New York Times executive editor Jill Abramson took a moment away from rearranging her masthead to appear on Alec Baldwin's WNYC podcast "Here's the Thing, and she barely blinked at the mention of her own historical importance. As the first female top editor in the paper's storied history, Abramson was matter-of-fact when asked about the tradition of Ivy League men taking the "pipeline" from Columbia J-School to the Times, explaining that women are now 37 percent of the workforce, a number she has her eyes fixed on firmly. When Baldwin wondered about the perception that "the rising tide of Jill Abramson is gonna raise all female boats now at the Times," she put it plainly: "Well, in part I expect that of myself."
"I don't expect that I can ever raise all female boats, but I try to go out of my way, not to the exclusion of men, but I do take a particular interest in careers and work of many of the younger women at the Times and ... And I'm like open about it," Abramson continued. "If anyone has a problem with that, too bad."

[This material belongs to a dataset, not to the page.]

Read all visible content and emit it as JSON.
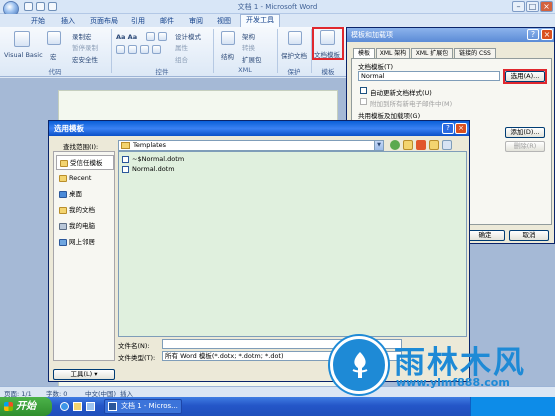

Looking out for the underrepresented has a role in her own Times origin story, Abramson explained earlier in the chat: "[Maureen Dowd] came up to me at the book party and she said, 'Do you know of any good women we can hire?'" Abramson remembered. "And so I looked at her with, it was kind of, 'What am I, chopped liver?' look. And she said, 'You would never leave The Journal' and I said, 'Oh, wouldn't I?' ... And she had, like, the new bureau chief call me up for lunch and he made me a job offer and I came, and then Maureen and I became completely inseparable." Now she's in the position to pay it forward.